Description of the task:
Line by line, set down all the data below exactly, omitting any picture.

*** Source records Section Begins ***

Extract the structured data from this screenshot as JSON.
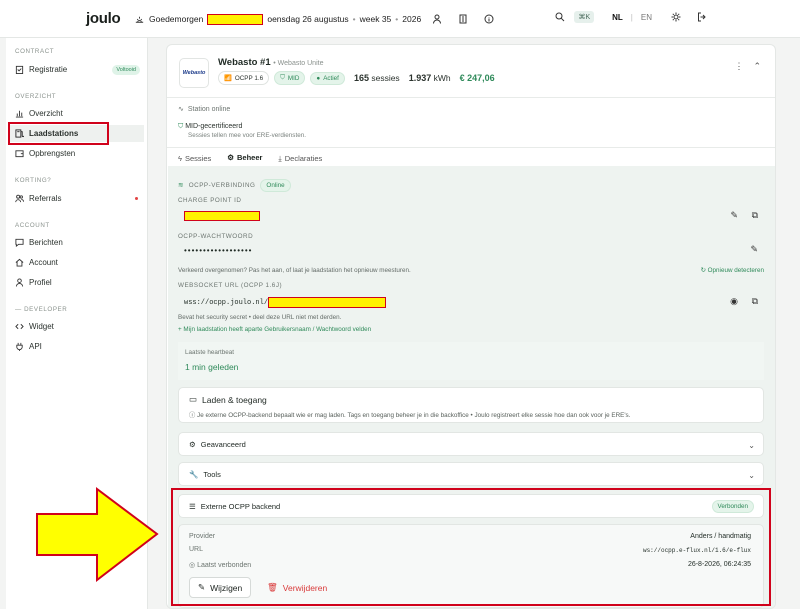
{
  "topbar": {
    "logo": "joulo",
    "greeting": "Goedemorgen",
    "date": "oensdag 26 augustus",
    "week": "week 35",
    "year": "2026",
    "shortcut": "⌘K",
    "lang_nl": "NL",
    "lang_en": "EN"
  },
  "sidebar": {
    "sec_contract": "CONTRACT",
    "registratie": "Registratie",
    "registratie_badge": "Voltooid",
    "sec_overzicht": "OVERZICHT",
    "overzicht": "Overzicht",
    "laadstations": "Laadstations",
    "opbrengsten": "Opbrengsten",
    "sec_korting": "KORTING?",
    "referrals": "Referrals",
    "sec_account": "ACCOUNT",
    "berichten": "Berichten",
    "account": "Account",
    "profiel": "Profiel",
    "sec_developer": "DEVELOPER",
    "widget": "Widget",
    "api": "API"
  },
  "station": {
    "logo_text": "Webasto",
    "title": "Webasto #1",
    "subtitle": "Webasto Unite",
    "ocpp_pill": "OCPP 1.6",
    "mid_pill": "MID",
    "actief_pill": "Actief",
    "sessions_count": "165",
    "sessions_label": "sessies",
    "kwh_value": "1.937",
    "kwh_unit": "kWh",
    "money": "€ 247,06",
    "status": "Station online",
    "mid_title": "MID-gecertificeerd",
    "mid_sub": "Sessies tellen mee voor ERE-verdiensten."
  },
  "tabs": {
    "sessies": "Sessies",
    "beheer": "Beheer",
    "declaraties": "Declaraties"
  },
  "beheer": {
    "ocpp_label": "OCPP-VERBINDING",
    "ocpp_status": "Online",
    "cp_id_label": "CHARGE POINT ID",
    "pw_label": "OCPP-WACHTWOORD",
    "pw_value": "••••••••••••••••••",
    "pw_help": "Verkeerd overgenomen? Pas het aan, of laat je laadstation het opnieuw meesturen.",
    "redetect": "Opnieuw detecteren",
    "ws_label": "WEBSOCKET URL (OCPP 1.6J)",
    "ws_value": "wss://ocpp.joulo.nl/",
    "ws_help": "Bevat het security secret • deel deze URL niet met derden.",
    "ws_note": "+ Mijn laadstation heeft aparte Gebruikersnaam / Wachtwoord velden",
    "hb_label": "Laatste heartbeat",
    "hb_value": "1 min geleden",
    "laden_title": "Laden & toegang",
    "laden_text": "Je externe OCPP-backend bepaalt wie er mag laden. Tags en toegang beheer je in die backoffice • Joulo registreert elke sessie hoe dan ook voor je ERE's.",
    "geavanceerd": "Geavanceerd",
    "tools": "Tools"
  },
  "external": {
    "title": "Externe OCPP backend",
    "status": "Verbonden",
    "provider_label": "Provider",
    "provider_value": "Anders / handmatig",
    "url_label": "URL",
    "url_value": "ws://ocpp.e-flux.nl/1.6/e-flux",
    "last_label": "Laatst verbonden",
    "last_value": "26-8-2026, 06:24:35",
    "edit_button": "Wijzigen",
    "delete_button": "Verwijderen"
  },
  "colors": {
    "accent": "#2f8a5a",
    "highlight": "#d0021b",
    "redact": "#fff200",
    "arrow": "#ffff00"
  }
}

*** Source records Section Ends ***

Answer to this task:
Extract the structured data from this screenshot as JSON.
{
  "topbar": {
    "logo": "joulo",
    "greeting": "Goedemorgen",
    "date": "oensdag 26 augustus",
    "week": "week 35",
    "year": "2026",
    "shortcut": "⌘K",
    "lang_nl": "NL",
    "lang_en": "EN"
  },
  "sidebar": {
    "sec_contract": "CONTRACT",
    "registratie": "Registratie",
    "registratie_badge": "Voltooid",
    "sec_overzicht": "OVERZICHT",
    "overzicht": "Overzicht",
    "laadstations": "Laadstations",
    "opbrengsten": "Opbrengsten",
    "sec_korting": "KORTING?",
    "referrals": "Referrals",
    "sec_account": "ACCOUNT",
    "berichten": "Berichten",
    "account": "Account",
    "profiel": "Profiel",
    "sec_developer": "DEVELOPER",
    "widget": "Widget",
    "api": "API"
  },
  "station": {
    "logo_text": "Webasto",
    "title": "Webasto #1",
    "subtitle": "Webasto Unite",
    "ocpp_pill": "OCPP 1.6",
    "mid_pill": "MID",
    "actief_pill": "Actief",
    "sessions_count": "165",
    "sessions_label": "sessies",
    "kwh_value": "1.937",
    "kwh_unit": "kWh",
    "money": "€ 247,06",
    "status": "Station online",
    "mid_title": "MID-gecertificeerd",
    "mid_sub": "Sessies tellen mee voor ERE-verdiensten."
  },
  "tabs": {
    "sessies": "Sessies",
    "beheer": "Beheer",
    "declaraties": "Declaraties"
  },
  "beheer": {
    "ocpp_label": "OCPP-VERBINDING",
    "ocpp_status": "Online",
    "cp_id_label": "CHARGE POINT ID",
    "pw_label": "OCPP-WACHTWOORD",
    "pw_value": "••••••••••••••••••",
    "pw_help": "Verkeerd overgenomen? Pas het aan, of laat je laadstation het opnieuw meesturen.",
    "redetect": "Opnieuw detecteren",
    "ws_label": "WEBSOCKET URL (OCPP 1.6J)",
    "ws_value": "wss://ocpp.joulo.nl/",
    "ws_help": "Bevat het security secret • deel deze URL niet met derden.",
    "ws_note": "+ Mijn laadstation heeft aparte Gebruikersnaam / Wachtwoord velden",
    "hb_label": "Laatste heartbeat",
    "hb_value": "1 min geleden",
    "laden_title": "Laden & toegang",
    "laden_text": "Je externe OCPP-backend bepaalt wie er mag laden. Tags en toegang beheer je in die backoffice • Joulo registreert elke sessie hoe dan ook voor je ERE's.",
    "geavanceerd": "Geavanceerd",
    "tools": "Tools"
  },
  "external": {
    "title": "Externe OCPP backend",
    "status": "Verbonden",
    "provider_label": "Provider",
    "provider_value": "Anders / handmatig",
    "url_label": "URL",
    "url_value": "ws://ocpp.e-flux.nl/1.6/e-flux",
    "last_label": "Laatst verbonden",
    "last_value": "26-8-2026, 06:24:35",
    "edit_button": "Wijzigen",
    "delete_button": "Verwijderen"
  },
  "colors": {
    "accent": "#2f8a5a",
    "highlight": "#d0021b",
    "redact": "#fff200",
    "arrow": "#ffff00"
  }
}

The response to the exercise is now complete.